There was an Indian head, the head of an Indian, the drawing of the head of a headdressed, long-haired Indian depicted, drawn by an unknown artist in 1939, broadcast until the late 1970s to American TVs everywhere after all the shows ran out. It’s called the Indian Head test pattern. If you left the TV on, you’d hear a tone at 440 hertz—the tone used to tune instruments—and you’d see that Indian, surrounded by circles that looked like sights through riflescopes. There was what looked like a bull’s-eye in the middle of the screen, with numbers like coordinates. The Indian’s head was just above the bull’s-eye, like all you’d need to do was nod up in agreement to set the sights on the target. This was just a test.
In 1621, colonists invited Massasoit, the chief of the Wampanoags, to a feast after a recent land deal. Massasoit came with ninety of his men. That meal is why we still eat a meal together in November. Celebrate it as a nation. But that one wasn’t a thanksgiving meal. It was a land-deal meal. Two years later there was another, similar meal meant to symbolize eternal friendship. Two hundred Indians dropped dead that night from an unknown poison. By the time Massasoit’s son Metacomet became chief, there were no Indian-Pilgrim meals being eaten together. Metacomet, also known as King Philip, was forced to sign a peace treaty to give up all Indian guns. Three of his men were hanged. His brother Wamsutta was, let’s say, very likely poisoned after being summoned and seized by the Plymouth court. All of which led to the first official Indian war. The first war with Indians. King Philip’s War. Three years later the war was over and Metacomet was on the run. He was caught by Benjamin Church, the captain of the very first American Rangers, and an Indian by the name of John Alderman. Metacomet was beheaded and dismembered. Quartered. They tied his four body sections to nearby trees for the birds to pluck. Alderman was given Metacomet’s hand, which he kept in a jar of rum and for years took around with him—charged people to see it. Metacomet’s head was sold to Plymouth Colony for thirty shillings—the going rate for an Indian head at the time. The head was put on a spike, carried through the streets of Plymouth, then displayed at Plymouth Fort for the next twenty-five years.

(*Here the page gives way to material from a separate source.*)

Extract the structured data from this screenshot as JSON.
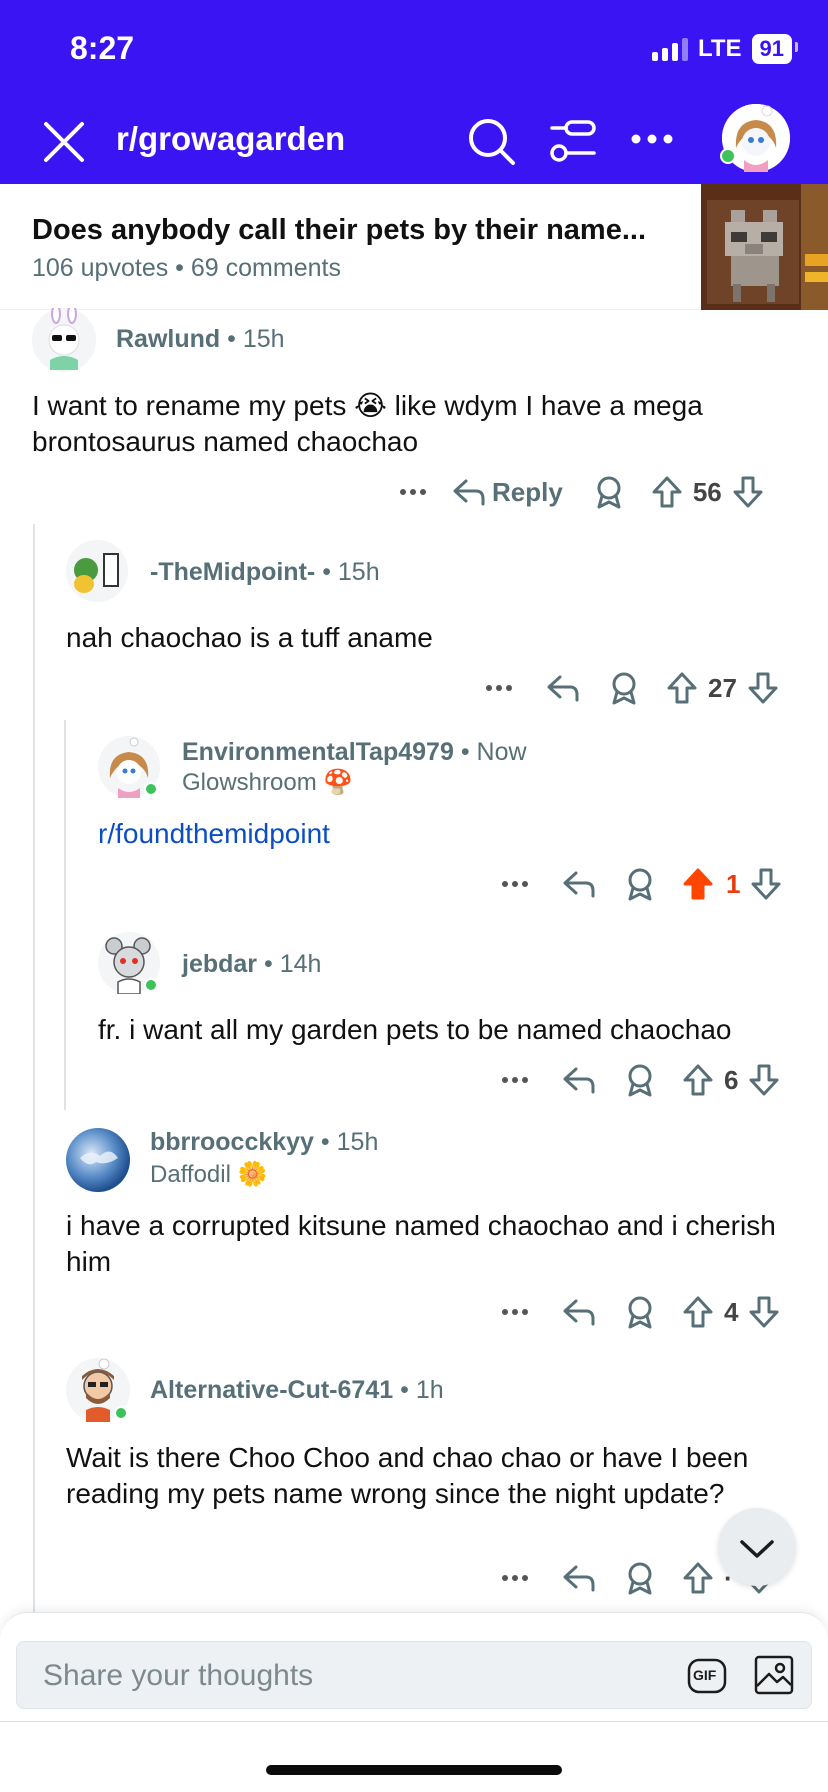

In 1637, anywhere from four to seven hundred Pequot gathered for their annual Green Corn Dance. Colonists surrounded their village, set it on fire, and shot any Pequot who tried to escape. The next day the Massachusetts Bay Colony had a feast in celebration, and the governor declared it a day of thanksgiving. Thanksgivings like these happened everywhere, whenever there were what we have to call “successful massacres.” At one such celebration in Manhattan, people were said to have celebrated by kicking the heads of Pequot people through the streets like soccer balls.
The first novel by a Native person, and the first novel written in California, was written in 1854, by a Cherokee guy named John Rollin Ridge. The Life and Adventures of Joaquín Murieta was based on a supposed real-life Mexican bandit from California by the same name, who was killed by a group of Texas Rangers in 1853. To prove they’d killed Murieta and collect the $5,000 reward put on his head—they cut it off. Kept it in a jar of whiskey. They also took the hand of his fellow bandit Three-Fingered Jack. The rangers took Murieta’s head and Jack’s hand on a tour throughout California, charged a dollar for the show.•
Excerpt from There There: A Novel by Tommy Orange. Copyright © 2018 by Tommy Orange. Used by permission of Alfred A. Knopf, an imprint of the Knopf Doubleday Publishing Group, a division of Penguin Random House LLC. All rights reserved.